(Data records for software interfaces)
- Opening Delimiter -

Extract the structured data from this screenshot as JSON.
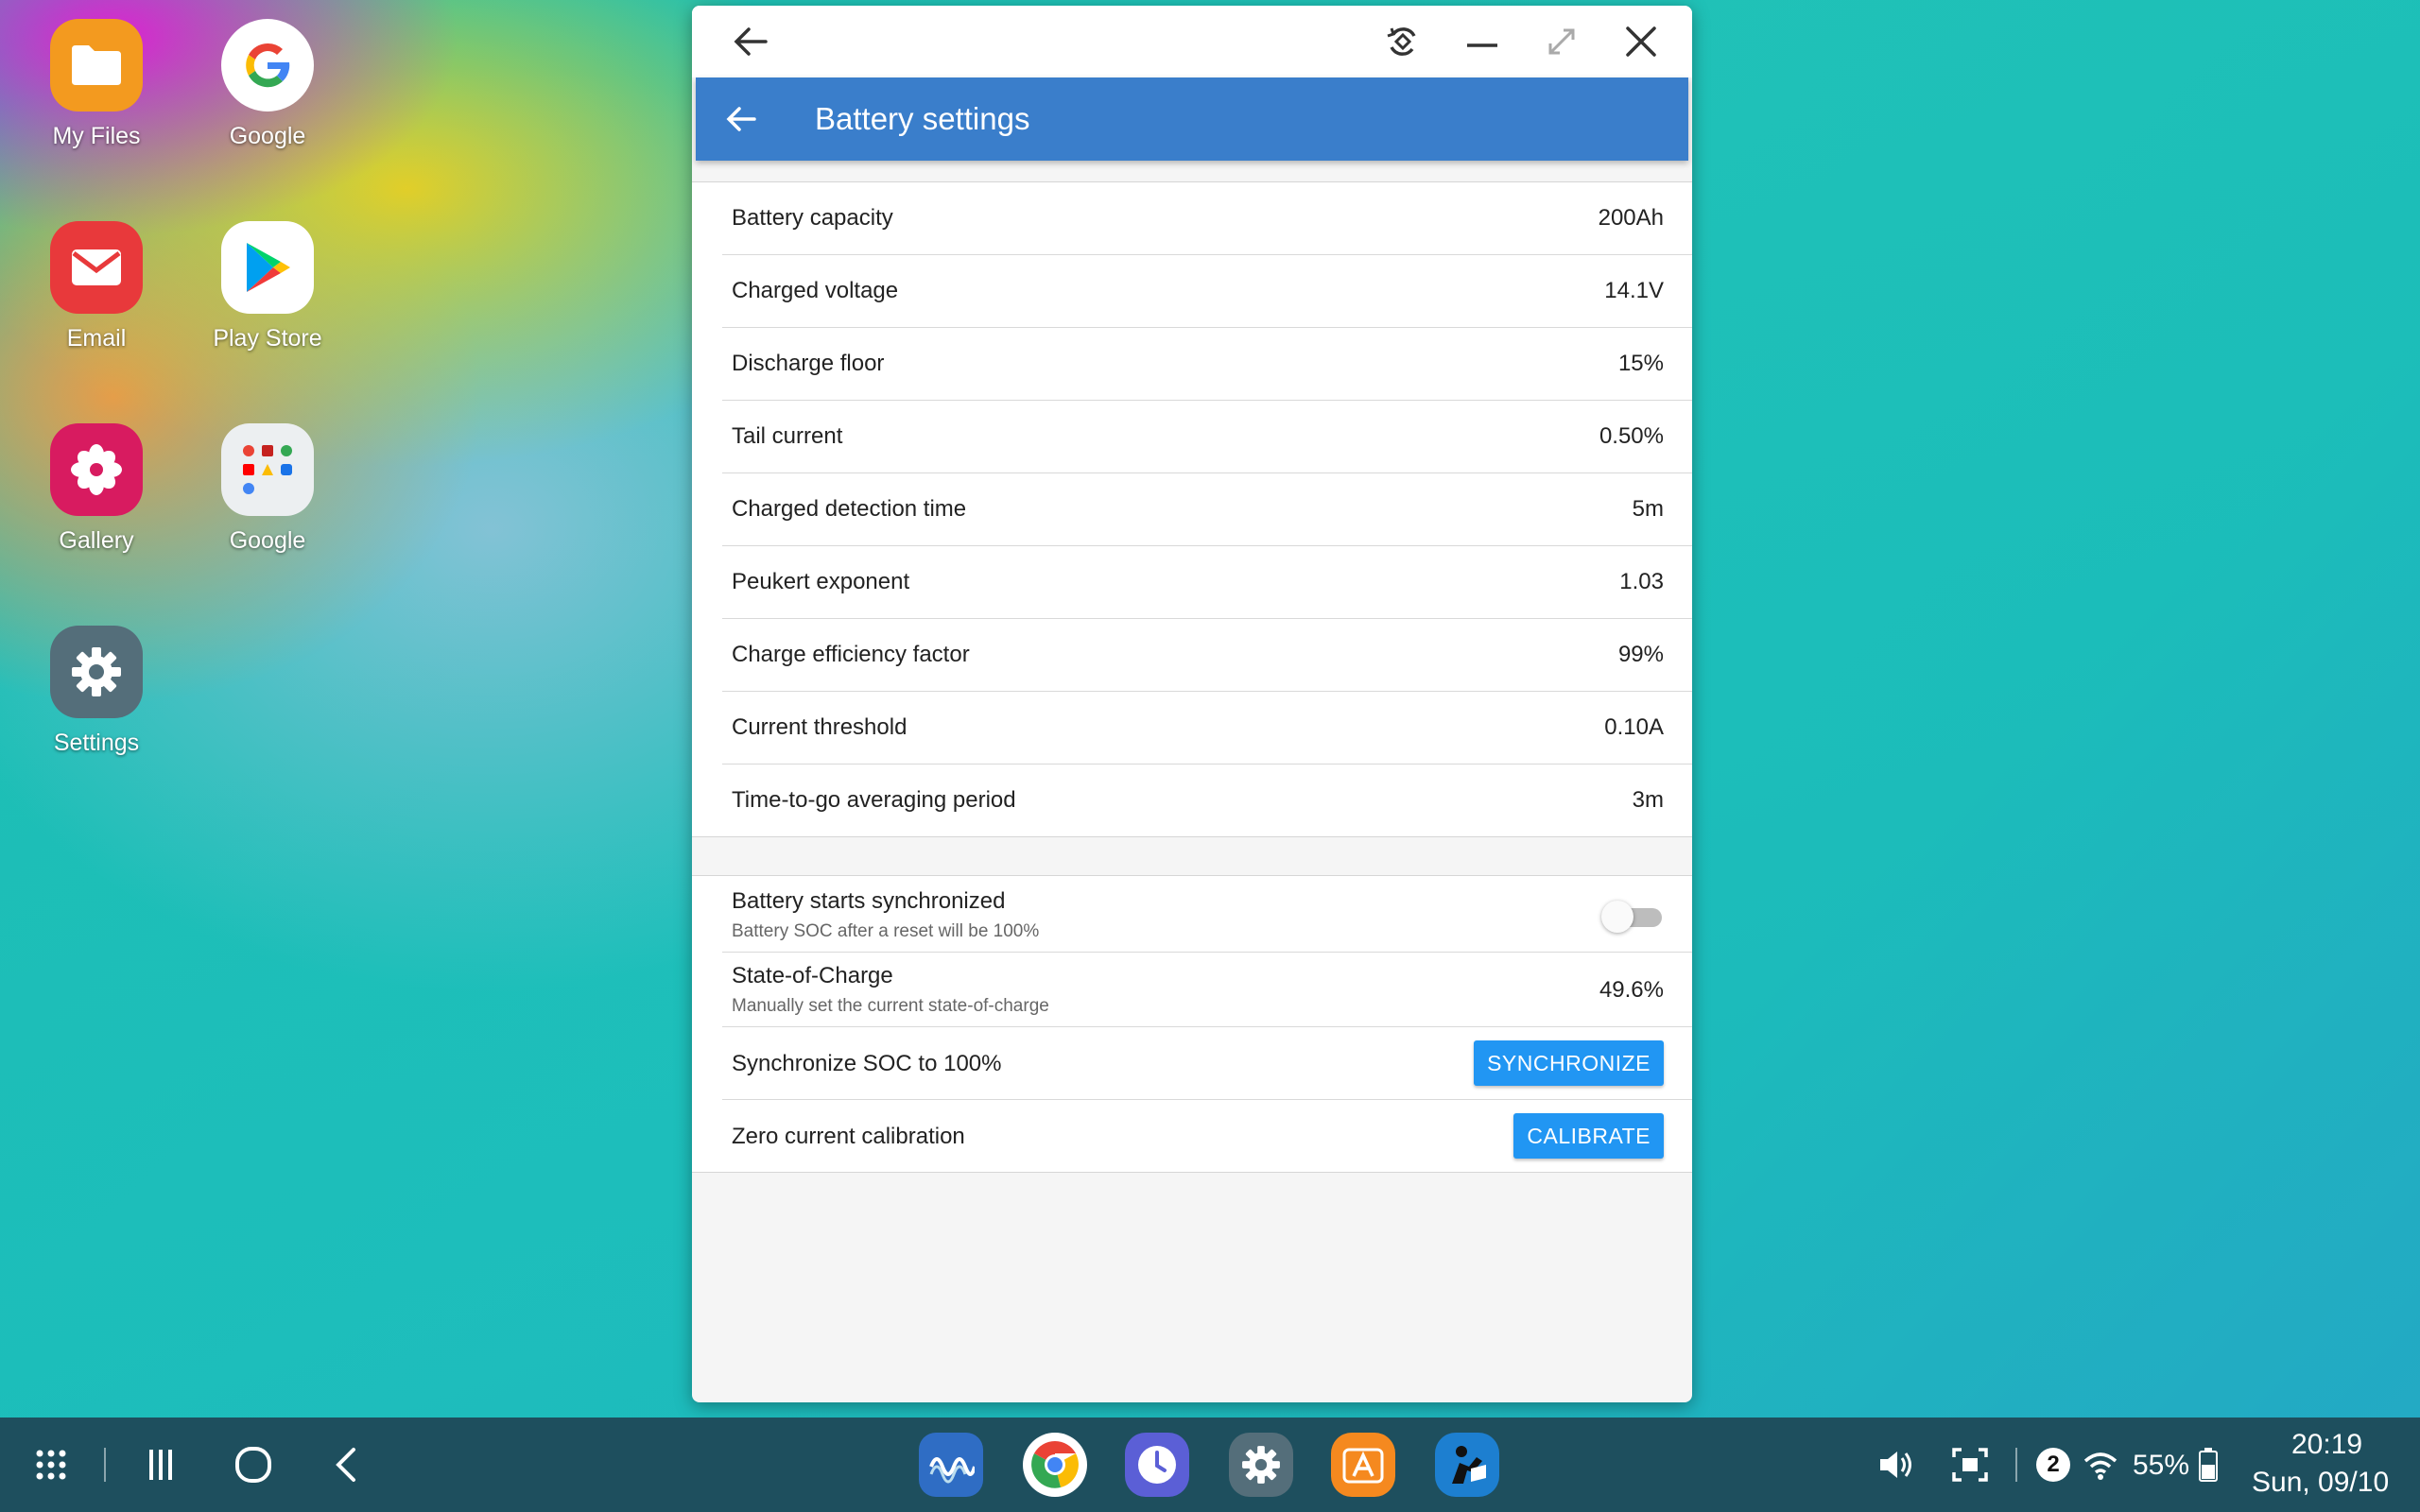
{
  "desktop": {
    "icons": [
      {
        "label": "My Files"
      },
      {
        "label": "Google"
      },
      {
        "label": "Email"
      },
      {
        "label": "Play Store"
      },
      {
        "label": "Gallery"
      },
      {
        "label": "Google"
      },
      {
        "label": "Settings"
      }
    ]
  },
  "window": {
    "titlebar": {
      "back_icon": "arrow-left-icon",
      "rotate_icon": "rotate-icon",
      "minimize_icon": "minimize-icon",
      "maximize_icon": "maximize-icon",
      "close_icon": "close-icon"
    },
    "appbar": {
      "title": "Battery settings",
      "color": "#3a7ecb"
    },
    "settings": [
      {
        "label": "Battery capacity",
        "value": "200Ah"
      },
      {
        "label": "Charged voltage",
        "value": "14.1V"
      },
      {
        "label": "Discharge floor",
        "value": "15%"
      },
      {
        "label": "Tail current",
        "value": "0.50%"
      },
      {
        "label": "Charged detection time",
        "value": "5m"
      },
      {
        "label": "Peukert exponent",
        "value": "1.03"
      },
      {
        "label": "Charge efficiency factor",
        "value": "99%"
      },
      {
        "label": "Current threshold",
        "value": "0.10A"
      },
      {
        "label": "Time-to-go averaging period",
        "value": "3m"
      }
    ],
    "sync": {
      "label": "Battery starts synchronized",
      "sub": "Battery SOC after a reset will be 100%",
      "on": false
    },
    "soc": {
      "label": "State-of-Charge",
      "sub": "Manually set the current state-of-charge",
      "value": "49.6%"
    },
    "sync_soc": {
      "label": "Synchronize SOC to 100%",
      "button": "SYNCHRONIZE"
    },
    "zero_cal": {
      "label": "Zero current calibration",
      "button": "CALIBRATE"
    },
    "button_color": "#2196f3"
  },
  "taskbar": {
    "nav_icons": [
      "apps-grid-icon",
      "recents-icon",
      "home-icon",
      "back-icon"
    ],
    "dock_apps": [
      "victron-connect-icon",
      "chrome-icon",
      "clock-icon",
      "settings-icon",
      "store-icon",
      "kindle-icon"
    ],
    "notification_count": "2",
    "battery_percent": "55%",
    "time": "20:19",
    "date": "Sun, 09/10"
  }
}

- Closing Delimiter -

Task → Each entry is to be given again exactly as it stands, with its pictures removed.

Output of the exercise →
Extract the structured data from this screenshot as JSON.
{
  "desktop": {
    "icons": [
      {
        "label": "My Files"
      },
      {
        "label": "Google"
      },
      {
        "label": "Email"
      },
      {
        "label": "Play Store"
      },
      {
        "label": "Gallery"
      },
      {
        "label": "Google"
      },
      {
        "label": "Settings"
      }
    ]
  },
  "window": {
    "titlebar": {
      "back_icon": "arrow-left-icon",
      "rotate_icon": "rotate-icon",
      "minimize_icon": "minimize-icon",
      "maximize_icon": "maximize-icon",
      "close_icon": "close-icon"
    },
    "appbar": {
      "title": "Battery settings",
      "color": "#3a7ecb"
    },
    "settings": [
      {
        "label": "Battery capacity",
        "value": "200Ah"
      },
      {
        "label": "Charged voltage",
        "value": "14.1V"
      },
      {
        "label": "Discharge floor",
        "value": "15%"
      },
      {
        "label": "Tail current",
        "value": "0.50%"
      },
      {
        "label": "Charged detection time",
        "value": "5m"
      },
      {
        "label": "Peukert exponent",
        "value": "1.03"
      },
      {
        "label": "Charge efficiency factor",
        "value": "99%"
      },
      {
        "label": "Current threshold",
        "value": "0.10A"
      },
      {
        "label": "Time-to-go averaging period",
        "value": "3m"
      }
    ],
    "sync": {
      "label": "Battery starts synchronized",
      "sub": "Battery SOC after a reset will be 100%",
      "on": false
    },
    "soc": {
      "label": "State-of-Charge",
      "sub": "Manually set the current state-of-charge",
      "value": "49.6%"
    },
    "sync_soc": {
      "label": "Synchronize SOC to 100%",
      "button": "SYNCHRONIZE"
    },
    "zero_cal": {
      "label": "Zero current calibration",
      "button": "CALIBRATE"
    },
    "button_color": "#2196f3"
  },
  "taskbar": {
    "nav_icons": [
      "apps-grid-icon",
      "recents-icon",
      "home-icon",
      "back-icon"
    ],
    "dock_apps": [
      "victron-connect-icon",
      "chrome-icon",
      "clock-icon",
      "settings-icon",
      "store-icon",
      "kindle-icon"
    ],
    "notification_count": "2",
    "battery_percent": "55%",
    "time": "20:19",
    "date": "Sun, 09/10"
  }
}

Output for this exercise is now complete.